**Work to be completed:**
Pictures aside, repeat the whole listing word for word.

**Input material:**
*** Begin section ***
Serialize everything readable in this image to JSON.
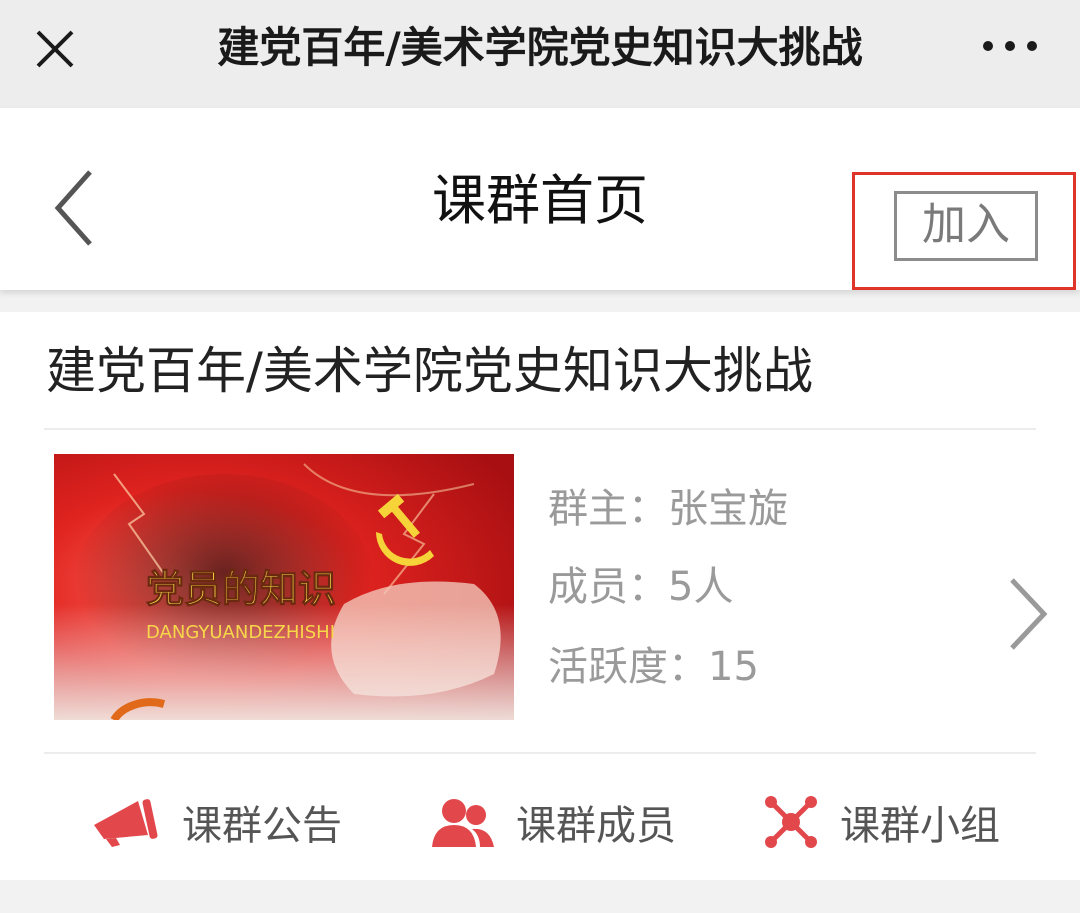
{
  "window": {
    "title": "建党百年/美术学院党史知识大挑战",
    "close_icon": "close-icon",
    "more_icon": "more-dots-icon"
  },
  "navbar": {
    "title": "课群首页",
    "back_icon": "chevron-left-icon",
    "join_label": "加入",
    "highlight_color": "#e0342b"
  },
  "group": {
    "name": "建党百年/美术学院党史知识大挑战",
    "cover": {
      "title": "党员的知识",
      "subtitle": "DANGYUANDEZHISHI"
    },
    "owner": "群主：张宝旋",
    "members": "成员：5人",
    "activity": "活跃度：15"
  },
  "actions": [
    {
      "label": "课群公告",
      "icon": "megaphone-icon"
    },
    {
      "label": "课群成员",
      "icon": "members-icon"
    },
    {
      "label": "课群小组",
      "icon": "network-icon"
    }
  ],
  "colors": {
    "accent": "#e2474b",
    "cover_red": "#d9201e"
  }
}
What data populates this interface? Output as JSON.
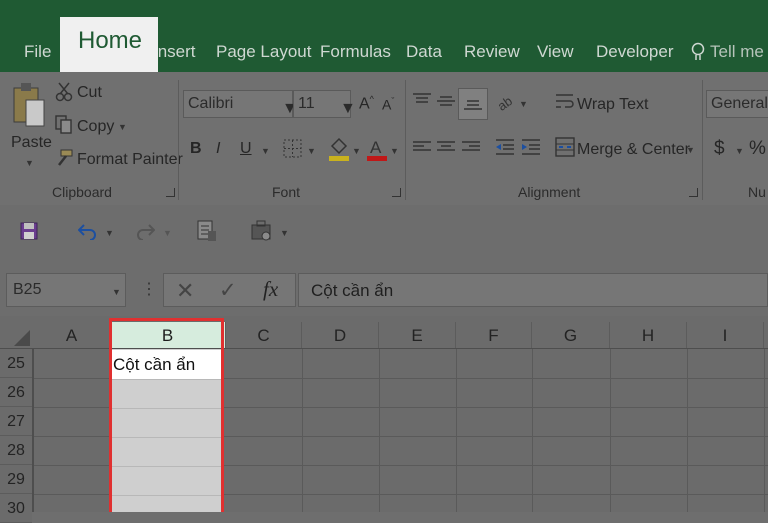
{
  "tabs": [
    "File",
    "Home",
    "Insert",
    "Page Layout",
    "Formulas",
    "Data",
    "Review",
    "View",
    "Developer"
  ],
  "tell_me": "Tell me w",
  "ribbon": {
    "paste_label": "Paste",
    "cut_label": "Cut",
    "copy_label": "Copy",
    "format_painter_label": "Format Painter",
    "clipboard_label": "Clipboard",
    "font_name": "Calibri",
    "font_size": "11",
    "font_label": "Font",
    "bold": "B",
    "italic": "I",
    "underline": "U",
    "wrap_text_label": "Wrap Text",
    "merge_center_label": "Merge & Center",
    "alignment_label": "Alignment",
    "number_format": "General",
    "currency": "$",
    "percent": "%",
    "number_label": "Nu"
  },
  "formula_bar": {
    "name_box": "B25",
    "fx": "fx",
    "content": "Cột cần ẩn"
  },
  "columns": [
    "A",
    "B",
    "C",
    "D",
    "E",
    "F",
    "G",
    "H",
    "I"
  ],
  "rows": [
    "25",
    "26",
    "27",
    "28",
    "29",
    "30"
  ],
  "cell_b25": "Cột cần ẩn",
  "colors": {
    "accent": "#1f5a33",
    "highlight": "#e03030",
    "selected_header": "#d6ecdd"
  }
}
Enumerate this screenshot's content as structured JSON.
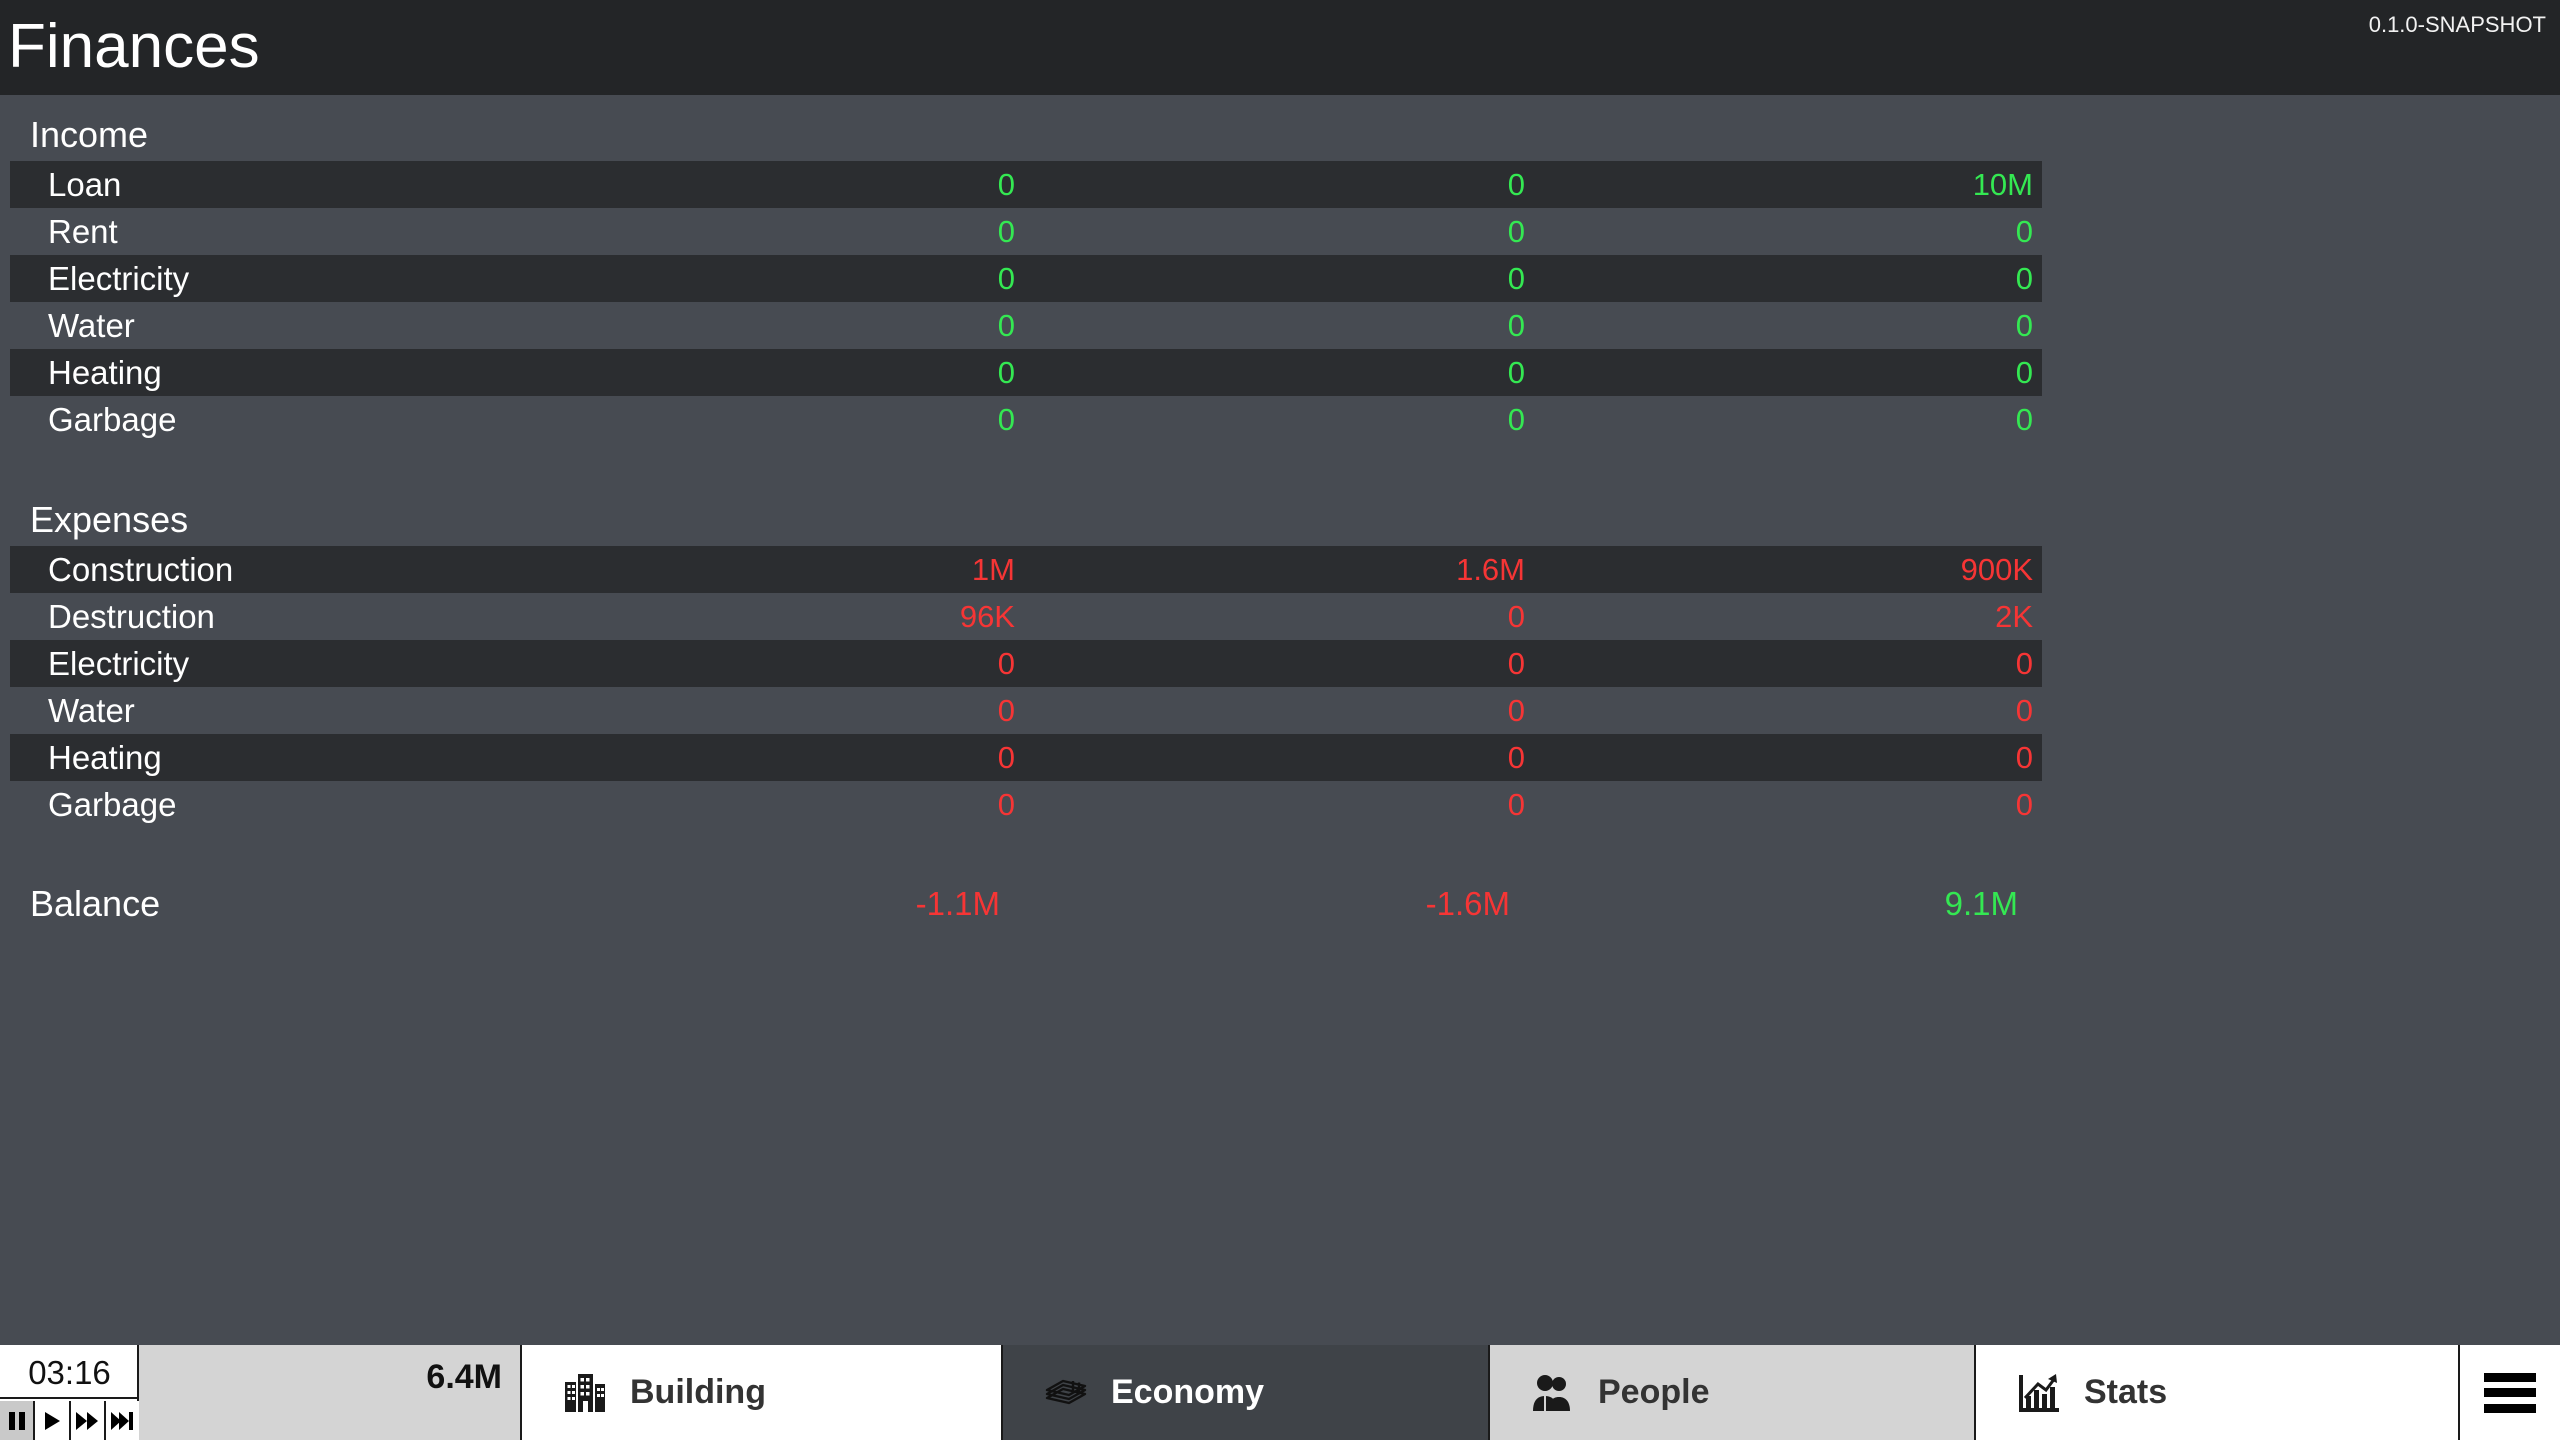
{
  "window": {
    "title": "Finances",
    "version": "0.1.0-SNAPSHOT"
  },
  "colors": {
    "positive": "#34e852",
    "negative": "#f63535",
    "titlebar_bg": "#232527",
    "panel_bg": "#474b52",
    "row_alt_bg": "#2b2d30",
    "tab_active_bg": "#3f4348",
    "tab_hover_bg": "#d4d4d4",
    "money_bg": "#d4d4d4"
  },
  "finances": {
    "income": {
      "title": "Income",
      "rows": [
        {
          "label": "Loan",
          "values": [
            "0",
            "0",
            "10M"
          ],
          "signs": [
            "pos",
            "pos",
            "pos"
          ]
        },
        {
          "label": "Rent",
          "values": [
            "0",
            "0",
            "0"
          ],
          "signs": [
            "pos",
            "pos",
            "pos"
          ]
        },
        {
          "label": "Electricity",
          "values": [
            "0",
            "0",
            "0"
          ],
          "signs": [
            "pos",
            "pos",
            "pos"
          ]
        },
        {
          "label": "Water",
          "values": [
            "0",
            "0",
            "0"
          ],
          "signs": [
            "pos",
            "pos",
            "pos"
          ]
        },
        {
          "label": "Heating",
          "values": [
            "0",
            "0",
            "0"
          ],
          "signs": [
            "pos",
            "pos",
            "pos"
          ]
        },
        {
          "label": "Garbage",
          "values": [
            "0",
            "0",
            "0"
          ],
          "signs": [
            "pos",
            "pos",
            "pos"
          ]
        }
      ]
    },
    "expenses": {
      "title": "Expenses",
      "rows": [
        {
          "label": "Construction",
          "values": [
            "1M",
            "1.6M",
            "900K"
          ],
          "signs": [
            "neg",
            "neg",
            "neg"
          ]
        },
        {
          "label": "Destruction",
          "values": [
            "96K",
            "0",
            "2K"
          ],
          "signs": [
            "neg",
            "neg",
            "neg"
          ]
        },
        {
          "label": "Electricity",
          "values": [
            "0",
            "0",
            "0"
          ],
          "signs": [
            "neg",
            "neg",
            "neg"
          ]
        },
        {
          "label": "Water",
          "values": [
            "0",
            "0",
            "0"
          ],
          "signs": [
            "neg",
            "neg",
            "neg"
          ]
        },
        {
          "label": "Heating",
          "values": [
            "0",
            "0",
            "0"
          ],
          "signs": [
            "neg",
            "neg",
            "neg"
          ]
        },
        {
          "label": "Garbage",
          "values": [
            "0",
            "0",
            "0"
          ],
          "signs": [
            "neg",
            "neg",
            "neg"
          ]
        }
      ]
    },
    "balance": {
      "label": "Balance",
      "values": [
        "-1.1M",
        "-1.6M",
        "9.1M"
      ],
      "signs": [
        "neg",
        "neg",
        "pos"
      ]
    }
  },
  "bottombar": {
    "clock": "03:16",
    "money": "6.4M",
    "speed_buttons": [
      {
        "name": "pause",
        "icon": "pause-icon",
        "active": true
      },
      {
        "name": "play",
        "icon": "play-icon",
        "active": false
      },
      {
        "name": "fast-forward",
        "icon": "fast-forward-icon",
        "active": false
      },
      {
        "name": "skip",
        "icon": "skip-icon",
        "active": false
      }
    ],
    "tabs": [
      {
        "label": "Building",
        "icon": "buildings-icon",
        "state": "normal"
      },
      {
        "label": "Economy",
        "icon": "money-stack-icon",
        "state": "active"
      },
      {
        "label": "People",
        "icon": "people-icon",
        "state": "hover"
      },
      {
        "label": "Stats",
        "icon": "chart-icon",
        "state": "normal"
      }
    ],
    "menu_icon": "hamburger-menu-icon"
  }
}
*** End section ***
**Answer:**
Serialize everything readable in this image to JSON.
{
  "window": {
    "title": "建党百年/美术学院党史知识大挑战",
    "close_icon": "close-icon",
    "more_icon": "more-dots-icon"
  },
  "navbar": {
    "title": "课群首页",
    "back_icon": "chevron-left-icon",
    "join_label": "加入",
    "highlight_color": "#e0342b"
  },
  "group": {
    "name": "建党百年/美术学院党史知识大挑战",
    "cover": {
      "title": "党员的知识",
      "subtitle": "DANGYUANDEZHISHI"
    },
    "owner": "群主：张宝旋",
    "members": "成员：5人",
    "activity": "活跃度：15"
  },
  "actions": [
    {
      "label": "课群公告",
      "icon": "megaphone-icon"
    },
    {
      "label": "课群成员",
      "icon": "members-icon"
    },
    {
      "label": "课群小组",
      "icon": "network-icon"
    }
  ],
  "colors": {
    "accent": "#e2474b",
    "cover_red": "#d9201e"
  }
}
What data populates this interface? Output as JSON.
{
  "tabs": [
    "File",
    "Home",
    "Insert",
    "Page Layout",
    "Formulas",
    "Data",
    "Review",
    "View",
    "Developer"
  ],
  "tell_me": "Tell me w",
  "ribbon": {
    "paste_label": "Paste",
    "cut_label": "Cut",
    "copy_label": "Copy",
    "format_painter_label": "Format Painter",
    "clipboard_label": "Clipboard",
    "font_name": "Calibri",
    "font_size": "11",
    "font_label": "Font",
    "bold": "B",
    "italic": "I",
    "underline": "U",
    "wrap_text_label": "Wrap Text",
    "merge_center_label": "Merge & Center",
    "alignment_label": "Alignment",
    "number_format": "General",
    "currency": "$",
    "percent": "%",
    "number_label": "Nu"
  },
  "formula_bar": {
    "name_box": "B25",
    "fx": "fx",
    "content": "Cột cần ẩn"
  },
  "columns": [
    "A",
    "B",
    "C",
    "D",
    "E",
    "F",
    "G",
    "H",
    "I"
  ],
  "rows": [
    "25",
    "26",
    "27",
    "28",
    "29",
    "30"
  ],
  "cell_b25": "Cột cần ẩn",
  "colors": {
    "accent": "#1f5a33",
    "highlight": "#e03030",
    "selected_header": "#d6ecdd"
  }
}
Enumerate this screenshot's content as structured JSON.
{
  "window": {
    "title": "Finances",
    "version": "0.1.0-SNAPSHOT"
  },
  "colors": {
    "positive": "#34e852",
    "negative": "#f63535",
    "titlebar_bg": "#232527",
    "panel_bg": "#474b52",
    "row_alt_bg": "#2b2d30",
    "tab_active_bg": "#3f4348",
    "tab_hover_bg": "#d4d4d4",
    "money_bg": "#d4d4d4"
  },
  "finances": {
    "income": {
      "title": "Income",
      "rows": [
        {
          "label": "Loan",
          "values": [
            "0",
            "0",
            "10M"
          ],
          "signs": [
            "pos",
            "pos",
            "pos"
          ]
        },
        {
          "label": "Rent",
          "values": [
            "0",
            "0",
            "0"
          ],
          "signs": [
            "pos",
            "pos",
            "pos"
          ]
        },
        {
          "label": "Electricity",
          "values": [
            "0",
            "0",
            "0"
          ],
          "signs": [
            "pos",
            "pos",
            "pos"
          ]
        },
        {
          "label": "Water",
          "values": [
            "0",
            "0",
            "0"
          ],
          "signs": [
            "pos",
            "pos",
            "pos"
          ]
        },
        {
          "label": "Heating",
          "values": [
            "0",
            "0",
            "0"
          ],
          "signs": [
            "pos",
            "pos",
            "pos"
          ]
        },
        {
          "label": "Garbage",
          "values": [
            "0",
            "0",
            "0"
          ],
          "signs": [
            "pos",
            "pos",
            "pos"
          ]
        }
      ]
    },
    "expenses": {
      "title": "Expenses",
      "rows": [
        {
          "label": "Construction",
          "values": [
            "1M",
            "1.6M",
            "900K"
          ],
          "signs": [
            "neg",
            "neg",
            "neg"
          ]
        },
        {
          "label": "Destruction",
          "values": [
            "96K",
            "0",
            "2K"
          ],
          "signs": [
            "neg",
            "neg",
            "neg"
          ]
        },
        {
          "label": "Electricity",
          "values": [
            "0",
            "0",
            "0"
          ],
          "signs": [
            "neg",
            "neg",
            "neg"
          ]
        },
        {
          "label": "Water",
          "values": [
            "0",
            "0",
            "0"
          ],
          "signs": [
            "neg",
            "neg",
            "neg"
          ]
        },
        {
          "label": "Heating",
          "values": [
            "0",
            "0",
            "0"
          ],
          "signs": [
            "neg",
            "neg",
            "neg"
          ]
        },
        {
          "label": "Garbage",
          "values": [
            "0",
            "0",
            "0"
          ],
          "signs": [
            "neg",
            "neg",
            "neg"
          ]
        }
      ]
    },
    "balance": {
      "label": "Balance",
      "values": [
        "-1.1M",
        "-1.6M",
        "9.1M"
      ],
      "signs": [
        "neg",
        "neg",
        "pos"
      ]
    }
  },
  "bottombar": {
    "clock": "03:16",
    "money": "6.4M",
    "speed_buttons": [
      {
        "name": "pause",
        "icon": "pause-icon",
        "active": true
      },
      {
        "name": "play",
        "icon": "play-icon",
        "active": false
      },
      {
        "name": "fast-forward",
        "icon": "fast-forward-icon",
        "active": false
      },
      {
        "name": "skip",
        "icon": "skip-icon",
        "active": false
      }
    ],
    "tabs": [
      {
        "label": "Building",
        "icon": "buildings-icon",
        "state": "normal"
      },
      {
        "label": "Economy",
        "icon": "money-stack-icon",
        "state": "active"
      },
      {
        "label": "People",
        "icon": "people-icon",
        "state": "hover"
      },
      {
        "label": "Stats",
        "icon": "chart-icon",
        "state": "normal"
      }
    ],
    "menu_icon": "hamburger-menu-icon"
  }
}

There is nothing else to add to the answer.